My first thought was to use Moblin, a project I’ve already posted about. This project is designed for those kind of products, have a few sets of funcionalities over small distro base and it has a GUI application for building the distro in different formats and even try out via kvm.
All this sounds really cool to me. I knew the project from time ago, but I didn’t pay enough attention to the project (I wanted, but I didn’t find the moment before), so this was good excuse to have a closer look to the project.
The project is nice, with a lot of cool features and a lot of potential, but, actually, it didn’t fit well with my needs. I got to much troubles to get working a very basic Ubuntu based distro where to run the Xorg and the Java application. But now I’m working on fixing some bug and improve the system a bit…

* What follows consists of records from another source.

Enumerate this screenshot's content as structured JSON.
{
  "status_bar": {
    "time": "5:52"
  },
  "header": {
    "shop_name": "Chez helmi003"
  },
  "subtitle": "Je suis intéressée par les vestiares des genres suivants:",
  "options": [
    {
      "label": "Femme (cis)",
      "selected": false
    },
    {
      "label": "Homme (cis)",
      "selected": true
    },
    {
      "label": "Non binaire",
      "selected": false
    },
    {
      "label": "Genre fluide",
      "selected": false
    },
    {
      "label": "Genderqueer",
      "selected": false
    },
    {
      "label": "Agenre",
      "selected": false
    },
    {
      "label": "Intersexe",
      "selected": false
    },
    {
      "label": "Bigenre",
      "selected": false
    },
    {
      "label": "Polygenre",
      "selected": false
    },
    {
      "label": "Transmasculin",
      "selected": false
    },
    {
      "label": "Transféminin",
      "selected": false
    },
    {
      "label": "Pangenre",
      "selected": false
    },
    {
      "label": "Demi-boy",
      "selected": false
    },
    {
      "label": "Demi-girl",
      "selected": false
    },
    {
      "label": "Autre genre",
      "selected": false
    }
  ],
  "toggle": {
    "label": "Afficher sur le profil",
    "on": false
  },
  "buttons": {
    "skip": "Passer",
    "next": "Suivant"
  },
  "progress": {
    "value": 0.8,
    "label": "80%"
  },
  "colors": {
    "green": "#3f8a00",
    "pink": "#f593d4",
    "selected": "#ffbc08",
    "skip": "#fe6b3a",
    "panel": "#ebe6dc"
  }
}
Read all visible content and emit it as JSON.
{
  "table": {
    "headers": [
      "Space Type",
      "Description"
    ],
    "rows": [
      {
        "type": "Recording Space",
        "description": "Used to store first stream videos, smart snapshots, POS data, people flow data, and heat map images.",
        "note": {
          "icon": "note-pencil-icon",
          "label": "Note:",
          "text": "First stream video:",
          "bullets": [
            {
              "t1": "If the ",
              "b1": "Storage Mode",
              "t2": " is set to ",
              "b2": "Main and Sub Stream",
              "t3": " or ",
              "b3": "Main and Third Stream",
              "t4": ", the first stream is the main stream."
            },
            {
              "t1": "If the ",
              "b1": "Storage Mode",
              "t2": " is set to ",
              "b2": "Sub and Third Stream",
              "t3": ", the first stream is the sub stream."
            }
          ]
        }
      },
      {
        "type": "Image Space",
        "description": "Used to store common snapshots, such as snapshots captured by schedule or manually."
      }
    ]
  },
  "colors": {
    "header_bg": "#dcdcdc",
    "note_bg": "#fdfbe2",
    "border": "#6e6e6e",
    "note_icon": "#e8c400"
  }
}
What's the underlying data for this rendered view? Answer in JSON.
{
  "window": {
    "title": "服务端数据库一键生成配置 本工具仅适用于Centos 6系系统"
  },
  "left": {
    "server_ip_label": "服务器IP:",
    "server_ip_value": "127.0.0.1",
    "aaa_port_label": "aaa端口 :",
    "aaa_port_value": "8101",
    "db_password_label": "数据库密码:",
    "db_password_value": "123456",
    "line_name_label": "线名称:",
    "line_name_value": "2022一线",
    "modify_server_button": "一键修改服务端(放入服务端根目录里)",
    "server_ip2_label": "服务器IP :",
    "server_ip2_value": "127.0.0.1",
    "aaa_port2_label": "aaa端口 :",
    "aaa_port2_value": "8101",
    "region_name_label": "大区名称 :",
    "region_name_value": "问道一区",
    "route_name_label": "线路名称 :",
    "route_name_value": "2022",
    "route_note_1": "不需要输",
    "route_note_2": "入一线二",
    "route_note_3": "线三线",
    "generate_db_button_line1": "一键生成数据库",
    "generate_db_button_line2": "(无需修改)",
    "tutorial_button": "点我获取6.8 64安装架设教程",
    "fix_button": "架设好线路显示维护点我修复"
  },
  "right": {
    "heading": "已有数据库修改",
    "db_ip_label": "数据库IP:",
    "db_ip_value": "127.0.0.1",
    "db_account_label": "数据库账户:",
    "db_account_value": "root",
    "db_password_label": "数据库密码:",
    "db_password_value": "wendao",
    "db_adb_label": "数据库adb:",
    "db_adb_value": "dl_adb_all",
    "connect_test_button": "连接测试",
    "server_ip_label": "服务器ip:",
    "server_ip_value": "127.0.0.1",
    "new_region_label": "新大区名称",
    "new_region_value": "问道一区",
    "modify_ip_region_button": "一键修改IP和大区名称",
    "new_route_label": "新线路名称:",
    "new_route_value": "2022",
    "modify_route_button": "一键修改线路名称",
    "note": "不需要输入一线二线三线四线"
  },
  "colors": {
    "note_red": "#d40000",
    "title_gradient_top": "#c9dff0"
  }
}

But I needed to finish my tasks, so I took a different approach. Ubuntu Mobile, which was before with Moblin, now they go by their own (or kind of). They got some images already built so I download one and I started to clean things and installing what I needed.
Now we got the distro and the application running, but we’ve still some issues. The worst thing was to set up the Xorg with the Chrome C9 graphic card. We installed first a Ubuntu 8.04 (lpia) based distro and the graphic card didn’t work out the box. But on the Intrepid (Ubunu 8.10) version we got the last openchrome driver, so it did work 🙂
If some one is interesting on make it works on Hardy or another distro which has not the last version, we followed a easy good recipe from Ubuntu docs.
But on Intrepid we found some probles with this driver. The first one wasn’t actually this driver’s issue, it was Xorg’s. I mean, I realized on Intrepid Xorg use Hal and hal-info to for setting up itself.
I tried as a fool to configure the Xorg config file on the old fashion way (dpkg-reconfigure xserver-xorg), but the file was still empty…
After googling for a while and read some hal specs, docs and examples I learn a lot a bout hal-info. This is actually a really good stuff.Richard Hughes with his post about it open my eyes about Hal, which I’ve already known but I didn’t know its potential. Which is huge, I think.
If you are interesting on, here you have the git repository:
[cloning the branch]
git clone git://anongit.freedesktop.org/git/hal-info
I have to use this hal-info thing to let hal setting up the touchscreens properly, because, by default the cursor goes crazy. Don’t worry, I’ll post the quirks and the things I’ll learn when I finish the work 🙂
BTW, more interesting stuff here, on quirks docs:
Enjoy Hal and hal-info 🙂